The way I read this, mutual fund managers are interchangeable. If the fund company goes bankrupt, the assets would remains the same, one would just have to hire a new company to manage it. In addition, one of the features specific to Vanguard is that it is set up as client-owned. How this works is that each of us might own a share of a mutual fund like VFINX. In turn, that mutual fund is a separate entity that contributes money to fund Vanguard’s operations, instead of the other way around. Here is an excerpt from Mel Lindauer of the Diehards forum, which explains this setup well:
First, The Vanguard Group Inc. (VGI) is actually a subsidiary of the various mutual funds, each of which is a separate legal entity. The best way to describe Vanguard’s unique structure would be to think of General Motors turned upside down, with Chevrolet, Cadillac, Oldsmobile, Pontiac, etc. as the corporate parents, and General Motors as a subsidiary. If you think of Chevrolet, Cadillac, Oldsmobile, Pontiac, and the other GM divisions as mutual funds, and General Motors (the subsidiary, in this situation) as Vanguard Group Inc., you’ll get the picture.
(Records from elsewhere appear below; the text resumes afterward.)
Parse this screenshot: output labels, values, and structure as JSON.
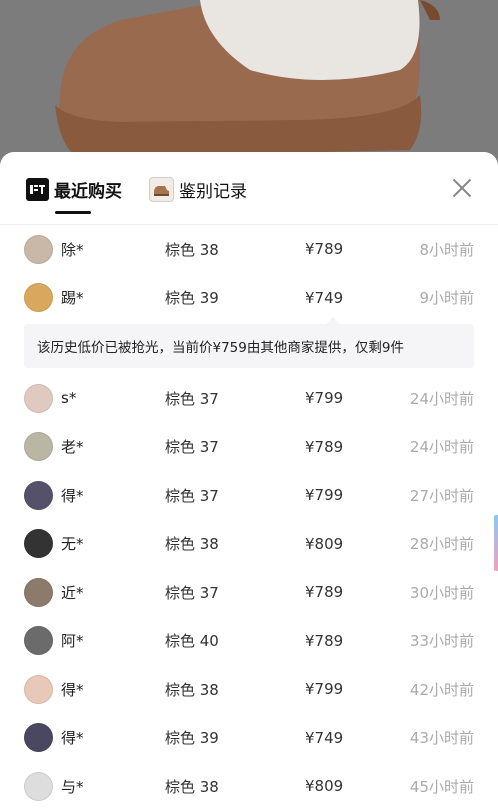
{
  "tabs": [
    {
      "label": "最近购买",
      "icon": "brand-logo-icon",
      "active": true
    },
    {
      "label": "鉴别记录",
      "icon": "shoe-thumbnail-icon",
      "active": false
    }
  ],
  "close_icon": "close-icon",
  "notice": "该历史低价已被抢光，当前价¥759由其他商家提供，仅剩9件",
  "records": [
    {
      "buyer": "除*",
      "spec": "棕色 38",
      "price": "¥789",
      "time": "8小时前",
      "avatar_color": "#c9b8a8"
    },
    {
      "buyer": "踢*",
      "spec": "棕色 39",
      "price": "¥749",
      "time": "9小时前",
      "avatar_color": "#d9a85c"
    },
    {
      "buyer": "s*",
      "spec": "棕色 37",
      "price": "¥799",
      "time": "24小时前",
      "avatar_color": "#e0c9c0"
    },
    {
      "buyer": "老*",
      "spec": "棕色 37",
      "price": "¥789",
      "time": "24小时前",
      "avatar_color": "#b9b6a4"
    },
    {
      "buyer": "得*",
      "spec": "棕色 37",
      "price": "¥799",
      "time": "27小时前",
      "avatar_color": "#55516a"
    },
    {
      "buyer": "无*",
      "spec": "棕色 38",
      "price": "¥809",
      "time": "28小时前",
      "avatar_color": "#333333"
    },
    {
      "buyer": "近*",
      "spec": "棕色 37",
      "price": "¥789",
      "time": "30小时前",
      "avatar_color": "#8c7b6b"
    },
    {
      "buyer": "阿*",
      "spec": "棕色 40",
      "price": "¥789",
      "time": "33小时前",
      "avatar_color": "#6b6b6b"
    },
    {
      "buyer": "得*",
      "spec": "棕色 38",
      "price": "¥799",
      "time": "42小时前",
      "avatar_color": "#e8c8b8"
    },
    {
      "buyer": "得*",
      "spec": "棕色 39",
      "price": "¥749",
      "time": "43小时前",
      "avatar_color": "#4a4860"
    },
    {
      "buyer": "与*",
      "spec": "棕色 38",
      "price": "¥809",
      "time": "45小时前",
      "avatar_color": "#dddddd"
    }
  ]
}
Since VGI is actually owned and funded by the various mutual funds, it technically couldn’t go bankrupt unless all of the various mutual funds that support it went bankrupt. The only way that could happen would be for the value of all of the stocks and/or bonds held by each and every individual Vanguard mutual fund to go to zero. So, forget about Vanguard going bankrupt — it just isn’t going to happen.
Some have expressed concerns about putting “all their eggs in one basket” by consolidating their investments at Vanguard. There’s simply no need to worry about that. Each fund is a separate investment company (and part owner of the Vanguard Group, rather than the other way around). Thus, having all of your investments in several Vanguard funds is tantamount to having your investments spread among a variety of baskets, each independent of the other. So, put your fears to rest; your investments are safe at Vanguard.
The Real Question – Ethics and Management
In the end, the real fear that one should have is that their mutual fund management will simply make poor or reckless investment decisions and lose your money perfectly legally. Also, in previous ethics scandals, managers also performed illegal trading or other activities specifically forbidden in their prospectuses. This is why ethics and consistency of management should be a component of why you choose to invest in a mutual fund, and why I feel very comfortable with the majority of my assets in Vanguard index funds.
I have never heard of a mutual fund company going out of business. But I’ve read about a lot of bad mutual funds with horrible performance. And this drop usually happens after a period of great performance and the heavy advertising and money inflows that ensues. Something to think about.
By Jonathan Ping | Investing | 5/10/07, 5:58am